◆ **EXERCISE AIM**
Copy every line of the records below that holds the word "Miniport".

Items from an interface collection
________________________________________
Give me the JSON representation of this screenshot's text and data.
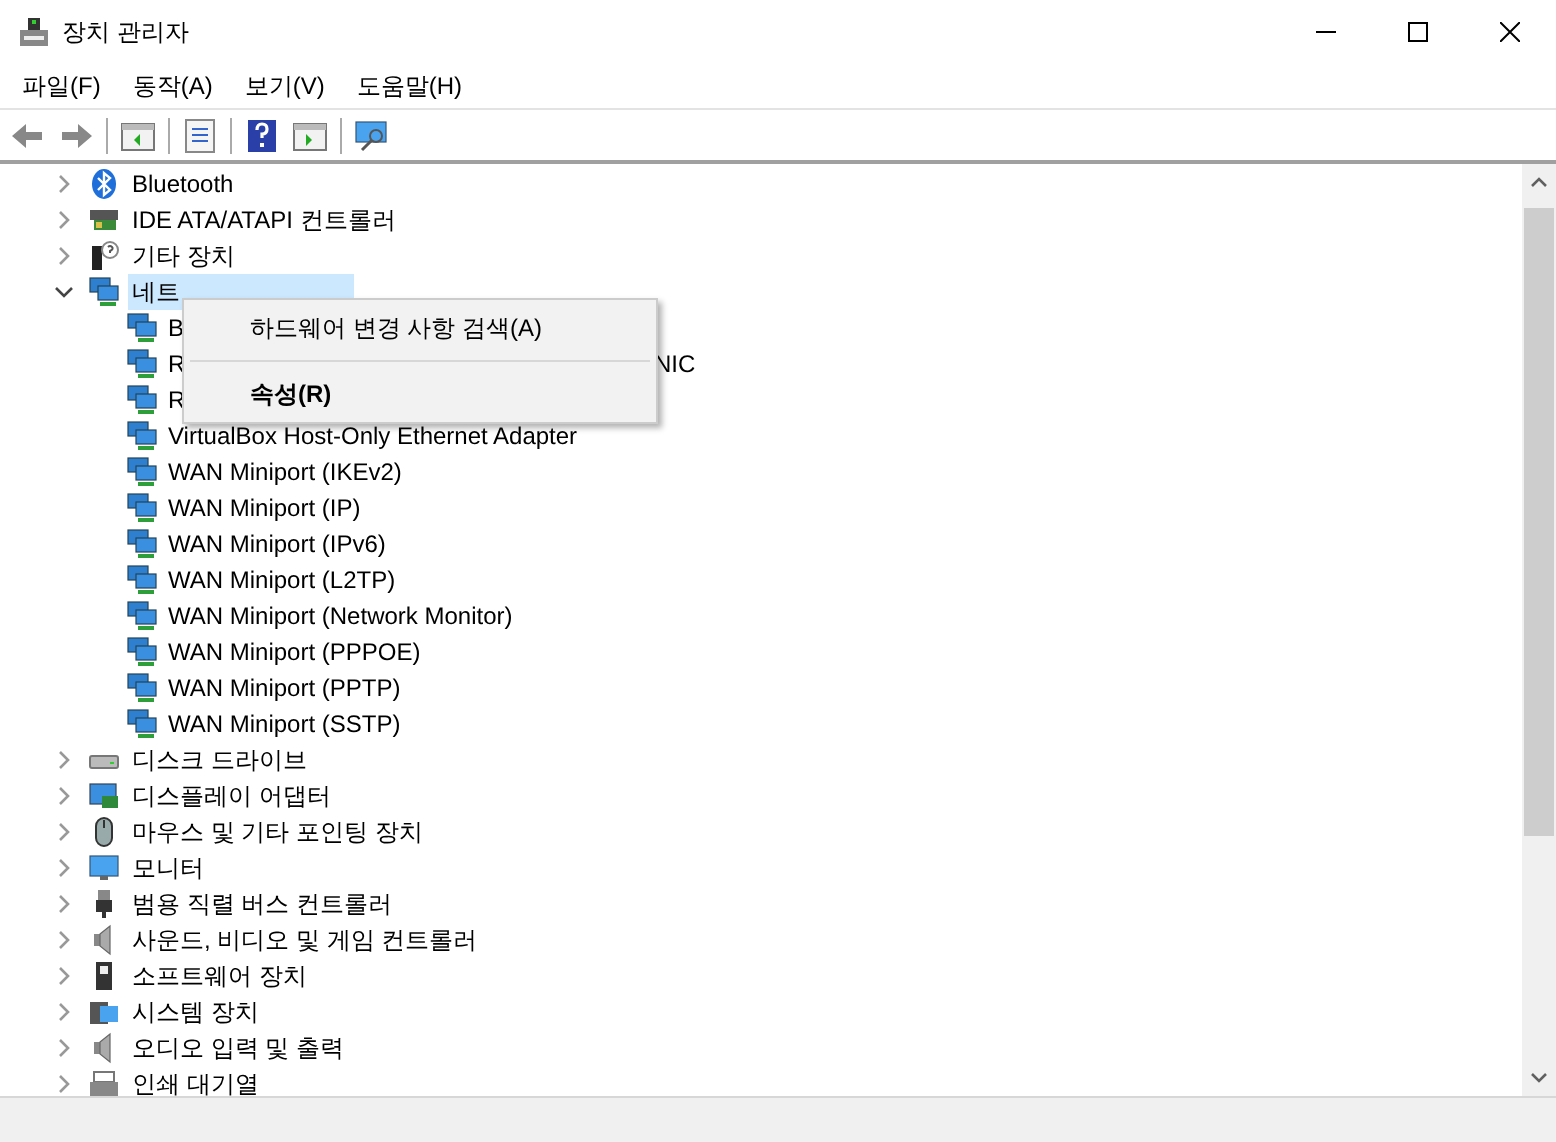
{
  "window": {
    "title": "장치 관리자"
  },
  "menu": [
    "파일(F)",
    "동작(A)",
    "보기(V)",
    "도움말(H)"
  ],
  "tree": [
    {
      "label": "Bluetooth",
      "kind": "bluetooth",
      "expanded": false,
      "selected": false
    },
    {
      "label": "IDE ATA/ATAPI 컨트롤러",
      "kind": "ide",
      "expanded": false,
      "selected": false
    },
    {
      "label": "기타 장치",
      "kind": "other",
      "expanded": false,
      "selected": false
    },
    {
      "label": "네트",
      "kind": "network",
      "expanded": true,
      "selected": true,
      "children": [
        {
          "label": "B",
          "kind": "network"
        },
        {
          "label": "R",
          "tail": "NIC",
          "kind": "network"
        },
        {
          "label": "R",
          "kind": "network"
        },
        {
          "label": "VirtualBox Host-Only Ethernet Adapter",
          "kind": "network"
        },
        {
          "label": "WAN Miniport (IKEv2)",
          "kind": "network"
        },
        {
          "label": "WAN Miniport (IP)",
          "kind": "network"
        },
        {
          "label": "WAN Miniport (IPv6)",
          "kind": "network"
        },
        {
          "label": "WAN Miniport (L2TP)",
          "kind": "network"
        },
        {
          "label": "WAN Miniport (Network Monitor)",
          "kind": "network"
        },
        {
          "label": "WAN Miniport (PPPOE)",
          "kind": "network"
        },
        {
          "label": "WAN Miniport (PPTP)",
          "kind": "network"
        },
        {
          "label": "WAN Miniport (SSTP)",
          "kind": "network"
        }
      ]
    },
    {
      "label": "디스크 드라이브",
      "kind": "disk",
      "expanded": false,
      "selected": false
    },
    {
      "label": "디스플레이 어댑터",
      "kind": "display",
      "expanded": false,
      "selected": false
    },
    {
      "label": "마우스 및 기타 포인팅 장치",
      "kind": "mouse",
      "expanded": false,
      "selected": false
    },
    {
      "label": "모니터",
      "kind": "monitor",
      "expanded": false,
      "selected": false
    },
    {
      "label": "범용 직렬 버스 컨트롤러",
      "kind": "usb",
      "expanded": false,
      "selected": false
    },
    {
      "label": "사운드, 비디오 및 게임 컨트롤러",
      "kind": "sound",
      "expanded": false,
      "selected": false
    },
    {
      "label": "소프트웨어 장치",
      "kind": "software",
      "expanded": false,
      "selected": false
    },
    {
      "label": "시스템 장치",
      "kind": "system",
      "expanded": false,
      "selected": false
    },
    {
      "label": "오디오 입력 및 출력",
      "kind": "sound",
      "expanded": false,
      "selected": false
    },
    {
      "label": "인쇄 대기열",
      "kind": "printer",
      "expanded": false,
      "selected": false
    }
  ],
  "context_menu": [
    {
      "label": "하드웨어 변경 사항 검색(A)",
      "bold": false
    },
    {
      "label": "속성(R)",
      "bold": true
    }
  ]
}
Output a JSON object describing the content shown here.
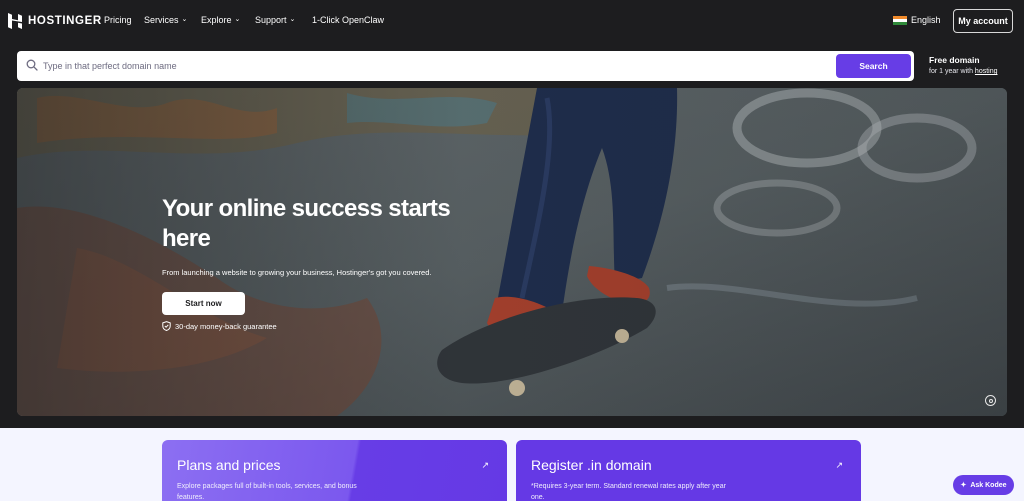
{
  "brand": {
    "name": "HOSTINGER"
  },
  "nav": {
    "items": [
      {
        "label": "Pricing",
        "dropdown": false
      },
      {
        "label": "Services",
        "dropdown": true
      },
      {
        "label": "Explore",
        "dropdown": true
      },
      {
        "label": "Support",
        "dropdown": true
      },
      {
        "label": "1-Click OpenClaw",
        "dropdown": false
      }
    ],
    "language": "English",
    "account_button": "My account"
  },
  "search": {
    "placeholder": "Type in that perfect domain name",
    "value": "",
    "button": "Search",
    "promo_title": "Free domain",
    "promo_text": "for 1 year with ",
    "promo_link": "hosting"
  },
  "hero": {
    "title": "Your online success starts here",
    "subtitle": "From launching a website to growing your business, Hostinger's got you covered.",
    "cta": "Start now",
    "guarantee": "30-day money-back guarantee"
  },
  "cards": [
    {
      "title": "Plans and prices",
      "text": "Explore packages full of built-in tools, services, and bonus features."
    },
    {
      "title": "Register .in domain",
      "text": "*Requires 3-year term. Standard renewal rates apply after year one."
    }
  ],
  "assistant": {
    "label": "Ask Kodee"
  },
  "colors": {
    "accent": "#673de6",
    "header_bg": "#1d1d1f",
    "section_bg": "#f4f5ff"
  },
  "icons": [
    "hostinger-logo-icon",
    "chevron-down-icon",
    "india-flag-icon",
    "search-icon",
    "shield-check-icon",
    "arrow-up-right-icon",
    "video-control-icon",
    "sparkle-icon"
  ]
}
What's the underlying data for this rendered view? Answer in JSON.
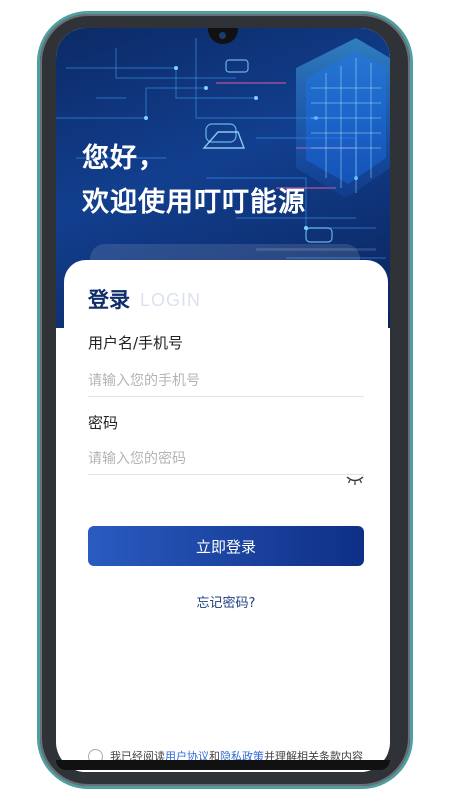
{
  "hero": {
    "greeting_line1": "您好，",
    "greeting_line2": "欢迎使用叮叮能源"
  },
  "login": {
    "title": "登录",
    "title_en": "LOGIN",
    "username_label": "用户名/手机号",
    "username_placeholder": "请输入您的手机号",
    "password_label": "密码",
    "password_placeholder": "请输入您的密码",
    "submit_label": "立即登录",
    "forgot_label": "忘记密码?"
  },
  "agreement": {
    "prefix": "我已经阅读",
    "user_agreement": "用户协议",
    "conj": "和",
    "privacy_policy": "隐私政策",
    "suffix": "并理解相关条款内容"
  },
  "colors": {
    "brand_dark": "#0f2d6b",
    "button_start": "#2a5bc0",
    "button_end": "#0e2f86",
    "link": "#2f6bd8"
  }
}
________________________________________
◆ **TASK ANSWER**
          "label": "WAN Miniport (IKEv2)",
          "label": "WAN Miniport (IP)",
          "label": "WAN Miniport (IPv6)",
          "label": "WAN Miniport (L2TP)",
          "label": "WAN Miniport (Network Monitor)",
          "label": "WAN Miniport (PPPOE)",
          "label": "WAN Miniport (PPTP)",
          "label": "WAN Miniport (SSTP)",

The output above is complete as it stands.